* [TASK BRIEF]
Copy out the entries that come next, exactly.

* [AVAILABLE DATA]

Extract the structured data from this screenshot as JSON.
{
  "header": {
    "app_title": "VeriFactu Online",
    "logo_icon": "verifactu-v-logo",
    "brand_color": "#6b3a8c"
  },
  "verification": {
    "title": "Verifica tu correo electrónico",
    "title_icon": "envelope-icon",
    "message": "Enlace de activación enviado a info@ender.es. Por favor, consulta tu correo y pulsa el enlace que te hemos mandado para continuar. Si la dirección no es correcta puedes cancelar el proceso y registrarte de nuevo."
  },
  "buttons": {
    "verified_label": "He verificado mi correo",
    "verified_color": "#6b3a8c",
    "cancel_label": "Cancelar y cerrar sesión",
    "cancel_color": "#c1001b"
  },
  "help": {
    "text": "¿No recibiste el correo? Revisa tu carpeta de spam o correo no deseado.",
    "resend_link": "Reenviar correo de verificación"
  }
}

* [ANSWER BELOW]
Extract the structured data from this screenshot as JSON.
{
  "header": {
    "app_title": "VeriFactu Online",
    "logo_icon": "verifactu-v-logo",
    "brand_color": "#6b3a8c"
  },
  "verification": {
    "title": "Verifica tu correo electrónico",
    "title_icon": "envelope-icon",
    "message": "Enlace de activación enviado a info@ender.es. Por favor, consulta tu correo y pulsa el enlace que te hemos mandado para continuar. Si la dirección no es correcta puedes cancelar el proceso y registrarte de nuevo."
  },
  "buttons": {
    "verified_label": "He verificado mi correo",
    "verified_color": "#6b3a8c",
    "cancel_label": "Cancelar y cerrar sesión",
    "cancel_color": "#c1001b"
  },
  "help": {
    "text": "¿No recibiste el correo? Revisa tu carpeta de spam o correo no deseado.",
    "resend_link": "Reenviar correo de verificación"
  }
}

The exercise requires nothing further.